Click here to pre-order a white christian male’s magnum opus, Full Lateral Novelty Music, from Tacuara Records.
Live at MOCAD
One time, I went to a Pharmakon show, and it became a random ritual sacrifice. Bystanders who couldn’t handle the immensity of the set burst into black flames, igniting in a burst almost instantly, while those next to these flames melted out every orifice into a puddle upon the floor. The smell was chard like plastic and burn flesh, like an abandoned barbeque kept lit by the wind as a trash bag flaps melted against its side, and the meat’s blood within is fighting coals still red beneath. If people began to yell or try to claw their way out, it just enhanced the Pharmakon sound; fingernails stuck in and sticking out of the wood paneling. For some, at their dying moment, they realize some of the equipment she’s using is made from leather. Human leather. For others that safely traversed her set, they realized, “Yo, Pharmakon makes me MAD hungry. Beef patty?”
• Pharmakon: http://www.discogs.com/artist/1446288-Pharmakon
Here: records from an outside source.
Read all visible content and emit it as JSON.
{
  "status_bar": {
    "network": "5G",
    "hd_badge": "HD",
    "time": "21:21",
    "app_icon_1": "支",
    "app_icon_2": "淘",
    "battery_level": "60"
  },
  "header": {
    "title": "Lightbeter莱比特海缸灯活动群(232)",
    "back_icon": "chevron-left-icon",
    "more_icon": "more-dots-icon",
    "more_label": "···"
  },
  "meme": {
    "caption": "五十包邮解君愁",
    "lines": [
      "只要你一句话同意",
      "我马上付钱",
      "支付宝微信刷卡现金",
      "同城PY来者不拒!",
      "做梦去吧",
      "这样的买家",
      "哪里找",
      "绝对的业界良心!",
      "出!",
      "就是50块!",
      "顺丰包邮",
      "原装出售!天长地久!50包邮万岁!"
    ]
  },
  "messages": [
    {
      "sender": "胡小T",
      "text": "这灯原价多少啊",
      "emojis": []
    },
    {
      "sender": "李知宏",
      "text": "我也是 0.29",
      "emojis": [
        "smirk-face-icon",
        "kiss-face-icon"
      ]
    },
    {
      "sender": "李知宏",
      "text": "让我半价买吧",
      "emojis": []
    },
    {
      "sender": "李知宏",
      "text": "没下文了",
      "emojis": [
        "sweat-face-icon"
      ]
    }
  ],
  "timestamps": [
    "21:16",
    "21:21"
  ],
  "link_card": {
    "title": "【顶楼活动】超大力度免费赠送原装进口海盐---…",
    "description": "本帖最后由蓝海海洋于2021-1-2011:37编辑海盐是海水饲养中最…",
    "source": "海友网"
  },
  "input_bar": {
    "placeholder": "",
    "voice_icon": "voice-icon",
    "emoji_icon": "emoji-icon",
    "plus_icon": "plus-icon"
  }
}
Just you TRY and tell OG Maco to slow down. It’s been a minute since he dropped the self-titled EP which had us all straight geekin’, not to mention the collaborative release with fellow ATLien Rome Fortune which did the rounds in our inaugural mixtape column, but clearly, these just aren’t enough for the OGG main-man. Good thing for the rest of the world, ‘cos 15 is yet another EP of honest-to-goodness heat. We’re not worthy! With an 11-track strong setlist, and production from Metro Boomin, TM88 and Brandon Thomas, 15 comes as a timely reminder that while you can (quite literally) Ape Maco’s signature style, you’d be much better off going straight-to-source for the real payload. Grab 15 from DatPiff, or stream it down ‘low:
Dead Neanderthals + Nick Millevoi
Off to the races:
leg over leg over leg; long lines of legs; tongues lapping air.
Post time. “No Nuts” is pre-emptive strike one. Two more and you’re out. You’ll be DOG FOOD if you don’t win this next lap. Hogtied and harnessed at Duindigt. So suggests the description of this raging saddled-up live document:
“We were pretty pumped to play…so we infused as much energy as we could into the improvisations. However, after finishing the first third of the set, we got the worst applause ever. What the hell happened? Were we sucking so hard? Fuck it, shit happens. Work harder during the 2nd section of the gig.”
Otto Kokke & René Aquarius unset the table, like disheveled servants ripping off the tablecloth at the banquet table, sending plates, wax candles, silverware, hot plates and tongs crashing to the floor in a ramshackle dining room in a ramshackle house, in anticipation of their guest, Nick Millevoi, who enters with revolvers spinning like a reckless hero, the kind of wrecking-ball hero who sets everyone at unease with his brash Chris Trull strums, the kind of hero you are glad is on your side, a guest in your house. Or are they his guests?
The trio does not generate typical dinner party chatter: the reed whines and honks; the crash ride spits buckshot and shrapnel; the guitar jitters and gnashes. Their sonic commerce is as smooth and flat, solid and sturdy, as the banquet table, a plateau. Or, as smooth and round, large and in charge, as the open mouth of Big Bertha.